# WHAT THE EXERCISE ASKS
From the first line to the last, copy the listing exactly and omit the pictures.

[Opening DATA PROVIDED section]

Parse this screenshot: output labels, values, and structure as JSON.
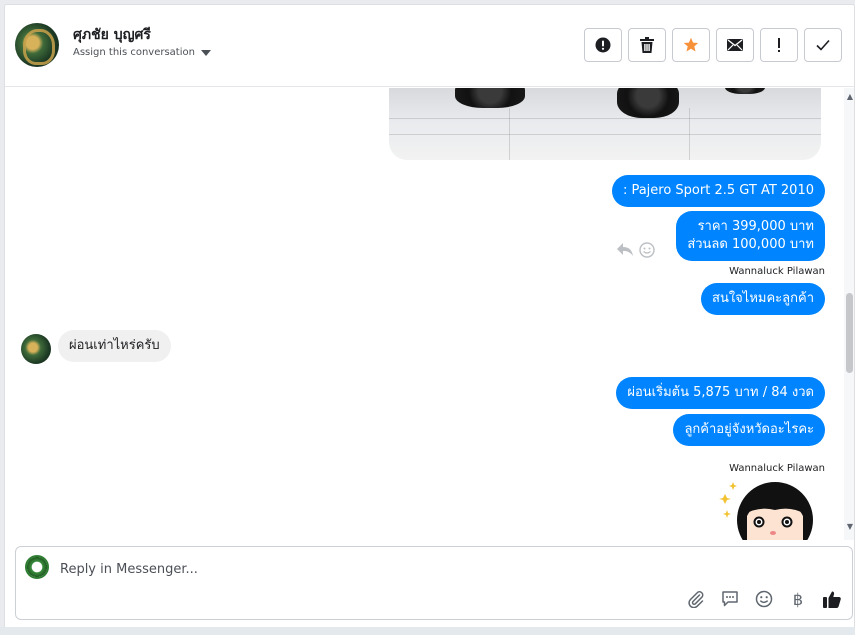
{
  "header": {
    "contact_name": "ศุภชัย บุญศรี",
    "assign_label": "Assign this conversation",
    "actions": [
      {
        "name": "report-spam-button",
        "icon": "alert-circle-icon"
      },
      {
        "name": "delete-button",
        "icon": "trash-icon"
      },
      {
        "name": "star-button",
        "icon": "star-icon",
        "color": "#f7923a"
      },
      {
        "name": "mark-unread-button",
        "icon": "envelope-icon"
      },
      {
        "name": "mark-important-button",
        "icon": "exclamation-icon"
      },
      {
        "name": "mark-done-button",
        "icon": "check-icon"
      }
    ]
  },
  "messages": {
    "m1": ": Pajero Sport 2.5 GT AT  2010",
    "m2_line1": "ราคา 399,000 บาท",
    "m2_line2": "ส่วนลด 100,000  บาท",
    "sender1": "Wannaluck Pilawan",
    "m3": "สนใจไหมคะลูกค้า",
    "incoming1": "ผ่อนเท่าไหร่ครับ",
    "m4": "ผ่อนเริ่มต้น 5,875   บาท   / 84 งวด",
    "m5": "ลูกค้าอยู่จังหวัดอะไรคะ",
    "sender2": "Wannaluck Pilawan"
  },
  "composer": {
    "placeholder": "Reply in Messenger...",
    "tools": [
      "paperclip-icon",
      "saved-reply-icon",
      "emoji-icon",
      "baht-icon",
      "thumbs-up-icon"
    ],
    "baht_symbol": "฿"
  },
  "colors": {
    "outgoing_bubble": "#0084ff",
    "incoming_bubble": "#f1f0f0",
    "star": "#f7923a"
  }
}
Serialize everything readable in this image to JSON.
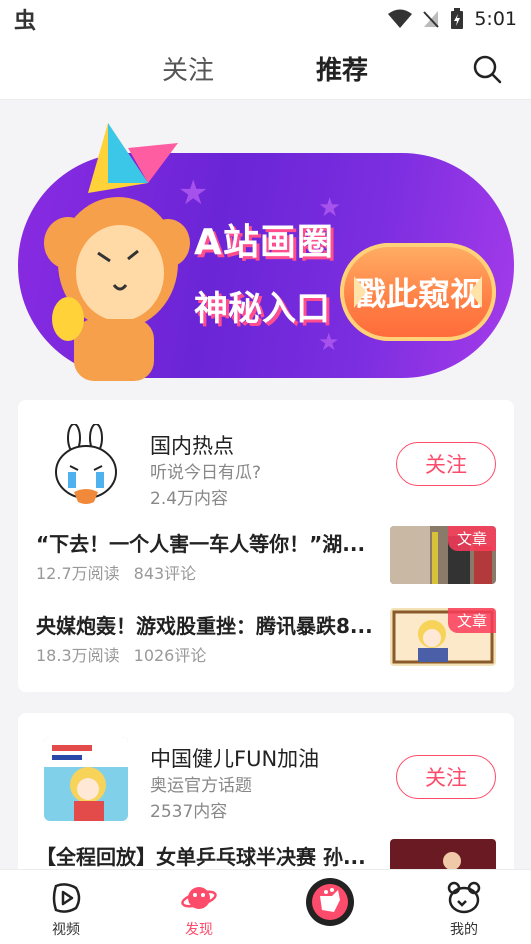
{
  "status_bar": {
    "app_glyph": "虫",
    "time": "5:01"
  },
  "top_tabs": {
    "follow": "关注",
    "recommend": "推荐"
  },
  "banner": {
    "title_line1": "A站画圈",
    "title_line2": "神秘入口",
    "cta": "戳此窥视"
  },
  "topics": [
    {
      "name": "国内热点",
      "description": "听说今日有瓜?",
      "content_count": "2.4万内容",
      "follow_label": "关注",
      "articles": [
        {
          "title": "“下去！一个人害一车人等你！”湖...",
          "reads": "12.7万阅读",
          "comments": "843评论",
          "badge": "文章"
        },
        {
          "title": "央媒炮轰！游戏股重挫：腾讯暴跌8...",
          "reads": "18.3万阅读",
          "comments": "1026评论",
          "badge": "文章"
        }
      ]
    },
    {
      "name": "中国健儿FUN加油",
      "description": "奥运官方话题",
      "content_count": "2537内容",
      "follow_label": "关注",
      "articles": [
        {
          "title": "【全程回放】女单乒乓球半决赛 孙..."
        }
      ]
    }
  ],
  "bottom_nav": {
    "video": "视频",
    "discover": "发现",
    "mine": "我的"
  },
  "colors": {
    "accent": "#fd4c6b",
    "banner_purple": "#7b2ee0",
    "cta_orange": "#ff7f45"
  }
}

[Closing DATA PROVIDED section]

# EXERCISE OUTPUT
Parse this screenshot: output labels, values, and structure as JSON.
{
  "header": {
    "contact_name": "ศุภชัย บุญศรี",
    "assign_label": "Assign this conversation",
    "actions": [
      {
        "name": "report-spam-button",
        "icon": "alert-circle-icon"
      },
      {
        "name": "delete-button",
        "icon": "trash-icon"
      },
      {
        "name": "star-button",
        "icon": "star-icon",
        "color": "#f7923a"
      },
      {
        "name": "mark-unread-button",
        "icon": "envelope-icon"
      },
      {
        "name": "mark-important-button",
        "icon": "exclamation-icon"
      },
      {
        "name": "mark-done-button",
        "icon": "check-icon"
      }
    ]
  },
  "messages": {
    "m1": ": Pajero Sport 2.5 GT AT  2010",
    "m2_line1": "ราคา 399,000 บาท",
    "m2_line2": "ส่วนลด 100,000  บาท",
    "sender1": "Wannaluck Pilawan",
    "m3": "สนใจไหมคะลูกค้า",
    "incoming1": "ผ่อนเท่าไหร่ครับ",
    "m4": "ผ่อนเริ่มต้น 5,875   บาท   / 84 งวด",
    "m5": "ลูกค้าอยู่จังหวัดอะไรคะ",
    "sender2": "Wannaluck Pilawan"
  },
  "composer": {
    "placeholder": "Reply in Messenger...",
    "tools": [
      "paperclip-icon",
      "saved-reply-icon",
      "emoji-icon",
      "baht-icon",
      "thumbs-up-icon"
    ],
    "baht_symbol": "฿"
  },
  "colors": {
    "outgoing_bubble": "#0084ff",
    "incoming_bubble": "#f1f0f0",
    "star": "#f7923a"
  }
}
Serialize everything readable in this image to JSON.
{
  "status_bar": {
    "app_glyph": "虫",
    "time": "5:01"
  },
  "top_tabs": {
    "follow": "关注",
    "recommend": "推荐"
  },
  "banner": {
    "title_line1": "A站画圈",
    "title_line2": "神秘入口",
    "cta": "戳此窥视"
  },
  "topics": [
    {
      "name": "国内热点",
      "description": "听说今日有瓜?",
      "content_count": "2.4万内容",
      "follow_label": "关注",
      "articles": [
        {
          "title": "“下去！一个人害一车人等你！”湖...",
          "reads": "12.7万阅读",
          "comments": "843评论",
          "badge": "文章"
        },
        {
          "title": "央媒炮轰！游戏股重挫：腾讯暴跌8...",
          "reads": "18.3万阅读",
          "comments": "1026评论",
          "badge": "文章"
        }
      ]
    },
    {
      "name": "中国健儿FUN加油",
      "description": "奥运官方话题",
      "content_count": "2537内容",
      "follow_label": "关注",
      "articles": [
        {
          "title": "【全程回放】女单乒乓球半决赛 孙..."
        }
      ]
    }
  ],
  "bottom_nav": {
    "video": "视频",
    "discover": "发现",
    "mine": "我的"
  },
  "colors": {
    "accent": "#fd4c6b",
    "banner_purple": "#7b2ee0",
    "cta_orange": "#ff7f45"
  }
}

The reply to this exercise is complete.